Anyway, here’s a little light reading/viewing to ponder, discuss, and ease you into your post-World AIDS Day weekend.

Op-Ed: As Long as Homophobia Lives, AIDS Won’t Die

While I did not tolerate or approve of homosexual people and homosexual activities, I did not mind their existence in Zambian society as long as they kept their distance from me, my family, and my career. What I did not realize was that my prejudiced line of thinking (as an “educated HIV activist,” no less) was exactly why the gay/MSM community was being left out of the HIV/AIDS discussion. Left alone. Left, in many cases, to become infected, get sick, and die.

Fight AIDS With Family Planning

215 million women worldwide are not using an effective method of contraception despite the fact that they want to avoid pregnancy. The largest segment of these women live in sub-Saharan Africa and many are at risk of HIV. Women account for 60 percent of people living with HIV in sub-Saharan Africa, and young women between the ages of 15-24 are up to eight times more likely to be infected than men of the same age.

Sub-Saharan Africa Leads World in Drop in HIV Rate

Officials with the U.N. AIDS organization said Friday that countries with the largest epidemics in Africa are leading the drop in the number of infections. Those include Ivory Coast, Ethiopia, Nigeria, South Africa, Zimbabwe and Zambia.

Aids-free generation can be achieved, says US secretary of state Hillary Clinton

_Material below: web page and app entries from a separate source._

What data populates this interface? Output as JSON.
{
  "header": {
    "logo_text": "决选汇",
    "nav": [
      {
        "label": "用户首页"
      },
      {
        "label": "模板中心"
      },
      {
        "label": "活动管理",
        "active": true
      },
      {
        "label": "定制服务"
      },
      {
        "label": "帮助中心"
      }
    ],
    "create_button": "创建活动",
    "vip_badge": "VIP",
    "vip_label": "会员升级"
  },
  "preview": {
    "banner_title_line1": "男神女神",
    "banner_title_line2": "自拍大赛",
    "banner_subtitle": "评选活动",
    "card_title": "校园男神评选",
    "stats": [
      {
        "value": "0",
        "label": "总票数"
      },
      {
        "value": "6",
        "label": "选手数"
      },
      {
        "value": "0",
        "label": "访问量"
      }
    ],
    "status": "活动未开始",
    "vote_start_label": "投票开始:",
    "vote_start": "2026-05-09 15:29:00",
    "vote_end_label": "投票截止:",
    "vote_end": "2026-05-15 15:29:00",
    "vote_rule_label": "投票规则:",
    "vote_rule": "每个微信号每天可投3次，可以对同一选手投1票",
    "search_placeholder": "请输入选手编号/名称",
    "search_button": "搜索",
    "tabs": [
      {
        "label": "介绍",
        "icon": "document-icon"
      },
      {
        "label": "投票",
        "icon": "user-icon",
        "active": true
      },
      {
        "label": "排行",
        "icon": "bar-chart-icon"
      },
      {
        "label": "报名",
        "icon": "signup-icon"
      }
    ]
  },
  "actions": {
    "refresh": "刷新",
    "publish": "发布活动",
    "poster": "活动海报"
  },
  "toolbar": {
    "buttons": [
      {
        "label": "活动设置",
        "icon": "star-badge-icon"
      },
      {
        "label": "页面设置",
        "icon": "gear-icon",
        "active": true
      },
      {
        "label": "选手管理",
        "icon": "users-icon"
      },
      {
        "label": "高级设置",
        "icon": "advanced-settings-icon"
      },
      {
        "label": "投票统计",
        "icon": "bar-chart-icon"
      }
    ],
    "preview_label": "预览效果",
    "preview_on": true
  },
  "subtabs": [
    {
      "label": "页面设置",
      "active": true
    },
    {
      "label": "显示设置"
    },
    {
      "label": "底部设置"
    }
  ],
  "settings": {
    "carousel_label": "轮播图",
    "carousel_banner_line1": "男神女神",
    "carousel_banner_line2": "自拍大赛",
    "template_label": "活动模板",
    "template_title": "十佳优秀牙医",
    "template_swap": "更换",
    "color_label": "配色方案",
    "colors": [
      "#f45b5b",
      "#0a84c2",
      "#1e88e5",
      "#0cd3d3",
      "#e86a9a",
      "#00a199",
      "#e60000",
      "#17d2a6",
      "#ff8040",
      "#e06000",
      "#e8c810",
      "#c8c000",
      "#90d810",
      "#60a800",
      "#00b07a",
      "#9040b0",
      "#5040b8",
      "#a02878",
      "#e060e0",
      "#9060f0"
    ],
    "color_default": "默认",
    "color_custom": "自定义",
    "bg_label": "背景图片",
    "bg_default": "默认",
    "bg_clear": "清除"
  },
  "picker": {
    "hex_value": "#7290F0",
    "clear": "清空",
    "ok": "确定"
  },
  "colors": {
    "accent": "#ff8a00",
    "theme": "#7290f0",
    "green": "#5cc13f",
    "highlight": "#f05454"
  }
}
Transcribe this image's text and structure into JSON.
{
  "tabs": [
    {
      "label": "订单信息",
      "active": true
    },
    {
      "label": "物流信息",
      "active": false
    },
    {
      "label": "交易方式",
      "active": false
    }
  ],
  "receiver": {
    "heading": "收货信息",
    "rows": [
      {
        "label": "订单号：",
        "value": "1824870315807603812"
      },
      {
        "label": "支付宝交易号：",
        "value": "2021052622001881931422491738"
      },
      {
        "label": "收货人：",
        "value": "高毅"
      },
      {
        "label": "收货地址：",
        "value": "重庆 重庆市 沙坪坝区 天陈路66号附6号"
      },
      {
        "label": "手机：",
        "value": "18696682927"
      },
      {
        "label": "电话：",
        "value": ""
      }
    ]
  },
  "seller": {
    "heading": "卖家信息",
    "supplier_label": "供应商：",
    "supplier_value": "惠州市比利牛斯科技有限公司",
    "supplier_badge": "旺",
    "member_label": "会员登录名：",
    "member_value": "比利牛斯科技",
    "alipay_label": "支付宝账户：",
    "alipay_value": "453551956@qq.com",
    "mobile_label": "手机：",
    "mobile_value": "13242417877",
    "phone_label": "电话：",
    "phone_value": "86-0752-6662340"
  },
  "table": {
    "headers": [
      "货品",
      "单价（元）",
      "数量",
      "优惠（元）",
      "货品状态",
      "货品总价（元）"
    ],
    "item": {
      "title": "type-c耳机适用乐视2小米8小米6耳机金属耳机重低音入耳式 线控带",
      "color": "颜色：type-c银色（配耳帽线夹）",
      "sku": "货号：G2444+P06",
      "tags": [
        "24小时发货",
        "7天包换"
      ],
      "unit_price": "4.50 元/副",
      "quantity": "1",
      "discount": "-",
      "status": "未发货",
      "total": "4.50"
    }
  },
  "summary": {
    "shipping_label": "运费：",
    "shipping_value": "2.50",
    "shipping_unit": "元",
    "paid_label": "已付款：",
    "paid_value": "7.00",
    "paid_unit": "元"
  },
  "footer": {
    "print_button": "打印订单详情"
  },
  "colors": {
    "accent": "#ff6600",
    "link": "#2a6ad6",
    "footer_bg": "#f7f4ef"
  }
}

Science had shown that Aids can be defeated – even if the virus which causes it will be around for the foreseeable future, she said. Three tools, used in combination, could turn the tide: preventing babies from being infected at birth; voluntary male circumcision, which reduces female to male transmission of the virus by 60%; and anti-retroviral drug treatment, which recent studies have shown not only keep those with HIV alive but reduces the risk of transmitting the infection to their partner by 96%.